Danish prosecutors on Friday charged the country's former military intelligence chief with leaking state secrets, following a scandal over Denmark's cooperation with US intelligence.

Former head of Danish intelligence charged over leaks
The prosecution authority said Lars Findsen was accused of “having divulged secrets important to national security on several occasions and… under particularly aggravated circumstances”.
The details of the investigation are classified, but the case comes after Danish media reported that the Danish intelligence services had cooperated with the US National Security Agency (NSA).

Findsen, who was suspended in August 2020 without public explanation, was subsequently held in custody from December 2021 to February 2022. He insists he is innocent.

“I never divulged any state secrets. I reject the allegations”, he told Danish news agency Ritzau in June, criticising the handling of the case as “ridiculous”.

Prosecutors accuse Findsen of leaking state secrets and other confidential information after his suspension to six people, including two journalists, over a period of up to 17 months.

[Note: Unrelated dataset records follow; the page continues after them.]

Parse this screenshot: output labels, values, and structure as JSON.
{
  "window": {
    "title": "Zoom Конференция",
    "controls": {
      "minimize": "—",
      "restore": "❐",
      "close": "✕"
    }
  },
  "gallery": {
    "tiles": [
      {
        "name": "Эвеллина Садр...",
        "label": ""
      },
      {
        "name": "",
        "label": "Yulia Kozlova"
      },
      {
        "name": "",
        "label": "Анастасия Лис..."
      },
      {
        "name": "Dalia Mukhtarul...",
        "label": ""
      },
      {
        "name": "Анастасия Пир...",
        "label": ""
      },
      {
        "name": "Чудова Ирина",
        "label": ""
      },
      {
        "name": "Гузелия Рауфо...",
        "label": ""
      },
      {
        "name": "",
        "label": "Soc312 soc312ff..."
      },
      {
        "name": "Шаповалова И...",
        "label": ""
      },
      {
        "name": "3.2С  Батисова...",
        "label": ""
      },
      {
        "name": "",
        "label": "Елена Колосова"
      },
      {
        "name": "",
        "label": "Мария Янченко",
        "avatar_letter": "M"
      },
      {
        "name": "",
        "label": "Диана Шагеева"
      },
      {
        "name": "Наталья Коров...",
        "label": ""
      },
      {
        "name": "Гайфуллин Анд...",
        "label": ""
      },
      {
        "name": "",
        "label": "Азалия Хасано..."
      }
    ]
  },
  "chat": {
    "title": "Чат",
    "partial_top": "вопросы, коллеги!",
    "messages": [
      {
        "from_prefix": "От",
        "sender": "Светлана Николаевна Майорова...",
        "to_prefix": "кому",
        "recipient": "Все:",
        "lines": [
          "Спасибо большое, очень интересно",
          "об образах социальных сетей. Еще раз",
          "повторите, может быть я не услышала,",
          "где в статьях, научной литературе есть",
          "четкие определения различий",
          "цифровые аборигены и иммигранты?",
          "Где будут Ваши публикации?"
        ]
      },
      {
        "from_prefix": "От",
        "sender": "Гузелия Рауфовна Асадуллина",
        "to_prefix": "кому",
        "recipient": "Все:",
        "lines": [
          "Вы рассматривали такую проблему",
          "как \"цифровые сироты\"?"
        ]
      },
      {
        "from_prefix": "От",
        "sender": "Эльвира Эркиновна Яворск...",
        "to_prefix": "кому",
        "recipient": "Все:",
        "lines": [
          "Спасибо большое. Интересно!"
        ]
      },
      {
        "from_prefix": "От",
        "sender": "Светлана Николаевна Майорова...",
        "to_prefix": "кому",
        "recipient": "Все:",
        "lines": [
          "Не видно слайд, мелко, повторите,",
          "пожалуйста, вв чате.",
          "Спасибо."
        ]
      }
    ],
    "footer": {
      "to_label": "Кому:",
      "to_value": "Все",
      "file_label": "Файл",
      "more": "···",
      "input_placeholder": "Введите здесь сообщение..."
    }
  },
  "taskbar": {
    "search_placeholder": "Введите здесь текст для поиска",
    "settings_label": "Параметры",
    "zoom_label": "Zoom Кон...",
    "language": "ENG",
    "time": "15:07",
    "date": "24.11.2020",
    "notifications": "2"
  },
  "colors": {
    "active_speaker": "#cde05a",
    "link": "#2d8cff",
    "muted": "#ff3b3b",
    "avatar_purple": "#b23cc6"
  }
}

The leaks could “harm relations with other intelligence service partners and make their work more difficult if their work methods were revealed”, prosecutor Jakob Berger Nielsen said.
“Trust in the (Danish) intelligence service’s ability to protect sensitive information may have been weakened,” he added.
The prosecution said it would request a trial behind closed doors. A date has yet to be set.
While Denmark never publicly revealed why Findsen and the other agents were suspended, there have been suspicions that his service conducted illegal surveillance.
The government accused them of hiding “crucial information” and providing “false information to the authorities” between 2014 and 2020.
In May 2021, an investigation by several Danish media revealed that the NSA used Danish underwater cables to spy on officials in France, Germany, Norway and Sweden until at least 2014.
Former German chancellor Angela Merkel was among the NSA’s targets.
The revelations sparked an international scandal and the four countries demanded explanations from Washington and Copenhagen.